Moving cargo vessels in and out of the Port of Baltimore is a complex task. Gigantic ships carry everything from thousands of new cars to 40-foot containers packed with sporting goods or personal protective equipment.
It’s no surprise a team effort is required to safely and securely move and unload the vessels. The Vane Brothers Company, which has been serving the Port since 1898, is part of that team. Vane offers a wide range of logistics services designed to make a ship’s visit to Baltimore as seamless as possible.
“The essential work of the maritime industry has never been more important than in the last few months,” said Vane Capt. Jordan McCluskey, who has been with the company over 10 years. “It’s a proud feeling knowing that our crew has been out here working 24/7 to help keep the cargo moving in the Port of Baltimore.”
We agree. Safely delivered cargo, particularly during the COVID-19 pandemic, is extremely important and ensures grocers can stock their shelves, and PPE is available for those who need it the most.
McCluskey has lived in Baltimore County his entire life. His family operates McCluskey’s Marina in Sparrows Point, and he helps there when he’s not piloting Vane’s tugboat, Cape May. His father, Mark McCluskey, is also a Vane Brothers captain, operating the Cape May or the launch boat MV Carlyn.
The 3,000-horsepower Cape May, which is based at the Port, transports oil barges with 400,000-to-1.2 million gallons of oil for refueling cargo vessels. Jordan McCluskey loves the work.
“First off, it’s a top-notch boat and a great crew,” he said. “And since I’ve always lived in this area, I know how fortunate I am to be able to remain close to home, working for a very supportive company at such a dynamic port.”
There are two crews that alternate on the Cape May, meaning McCluskey and others work two weeks on/two weeks off, which means they get to go home between jobs instead of living on the tugboat.
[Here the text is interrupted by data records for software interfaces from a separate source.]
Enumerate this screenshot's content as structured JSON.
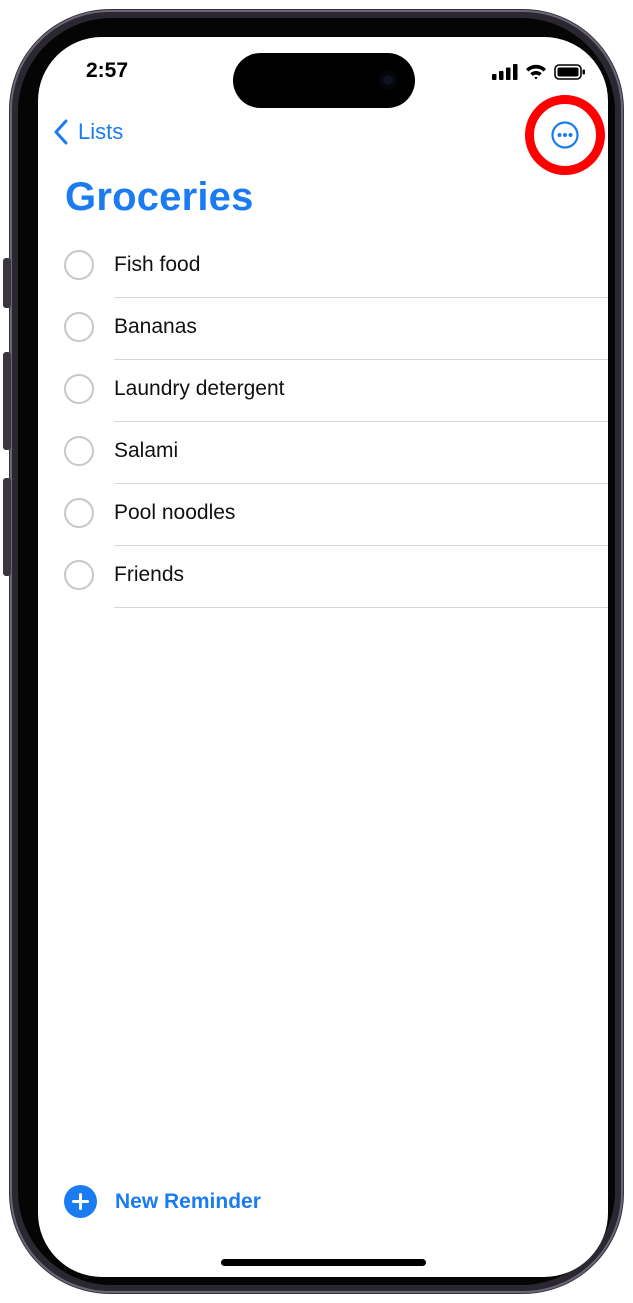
{
  "status_bar": {
    "time": "2:57"
  },
  "nav": {
    "back_label": "Lists"
  },
  "page": {
    "title": "Groceries"
  },
  "reminders": [
    {
      "label": "Fish food"
    },
    {
      "label": "Bananas"
    },
    {
      "label": "Laundry detergent"
    },
    {
      "label": "Salami"
    },
    {
      "label": "Pool noodles"
    },
    {
      "label": "Friends"
    }
  ],
  "footer": {
    "new_reminder_label": "New Reminder"
  },
  "colors": {
    "accent": "#1a7cf0",
    "highlight_ring": "#ff0000"
  },
  "icons": [
    "chevron-left-icon",
    "ellipsis-circle-icon",
    "plus-circle-icon",
    "cellular-signal-icon",
    "wifi-icon",
    "battery-icon"
  ]
}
McCluskey’s crew has included licensed engineer Ernest Hardy Jr. and deckhands Tom Patzold and Glen Scroggins for the past two years.
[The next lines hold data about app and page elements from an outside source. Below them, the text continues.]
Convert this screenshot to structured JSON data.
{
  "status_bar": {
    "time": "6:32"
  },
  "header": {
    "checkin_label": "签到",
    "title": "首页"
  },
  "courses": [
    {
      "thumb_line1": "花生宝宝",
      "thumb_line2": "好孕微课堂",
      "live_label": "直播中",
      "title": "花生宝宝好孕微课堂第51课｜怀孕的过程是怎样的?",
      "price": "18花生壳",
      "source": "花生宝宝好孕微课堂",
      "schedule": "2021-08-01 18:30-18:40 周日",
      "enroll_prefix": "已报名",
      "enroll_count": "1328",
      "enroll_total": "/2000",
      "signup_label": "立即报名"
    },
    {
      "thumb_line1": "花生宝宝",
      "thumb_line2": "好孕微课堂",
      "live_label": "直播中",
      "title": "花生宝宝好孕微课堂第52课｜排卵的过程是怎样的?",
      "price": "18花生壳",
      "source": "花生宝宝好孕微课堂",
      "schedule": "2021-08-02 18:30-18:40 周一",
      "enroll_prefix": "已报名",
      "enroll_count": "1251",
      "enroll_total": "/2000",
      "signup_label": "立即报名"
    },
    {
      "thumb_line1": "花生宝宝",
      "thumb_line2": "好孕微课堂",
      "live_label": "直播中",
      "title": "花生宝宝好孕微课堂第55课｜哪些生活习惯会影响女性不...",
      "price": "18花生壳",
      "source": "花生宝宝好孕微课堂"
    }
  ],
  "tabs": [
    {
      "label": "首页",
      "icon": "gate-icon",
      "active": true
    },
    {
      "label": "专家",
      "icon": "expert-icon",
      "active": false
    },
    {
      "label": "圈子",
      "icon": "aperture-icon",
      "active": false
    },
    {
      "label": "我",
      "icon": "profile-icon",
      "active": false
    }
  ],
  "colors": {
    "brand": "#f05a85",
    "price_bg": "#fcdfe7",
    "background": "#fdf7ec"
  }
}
Besides supplying and distributing fuel (a practice known as bunkering), Vane Brothers in Baltimore also provides lightering services (transferring cargo between vessels to reduce a larger ship’s draft), launch services and operations expertise.
The company was founded by Capts. William B. Vane and his brother, Allen P. Vane, as a ship chandlery, a retailer that sells supplies and equipment to ships. Over the years, Vane Brothers grew into a diverse marine transportation provider with locations along the East and West coasts and a fleet of more than 130 vessels, according to its website. The company’s headquarters are within the Port of Baltimore at Pointe Lookout, which offers a view of the Patapsco River and Seagirt Marine Terminal.
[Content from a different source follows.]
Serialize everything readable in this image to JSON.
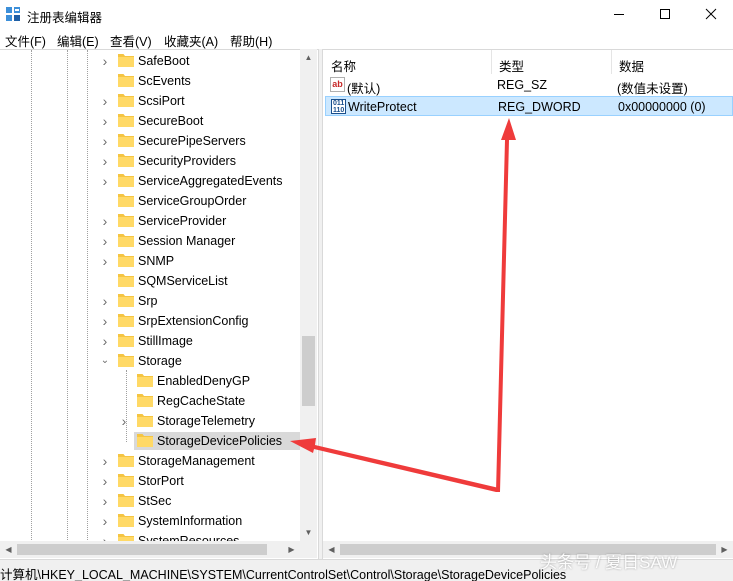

“Vane Brothers has a long and storied history at the Port of Baltimore,” said Richard Scher, spokesman for the MDOT Maryland Port Administration. “For more than a century, Vane Brothers has been assisting ships’ arrivals and departures to and from the Port in myriad ways. They are the definition of a multi-faceted company and one of the key reasons why the Port of Baltimore has a strong reputation for its logistics capabilities.”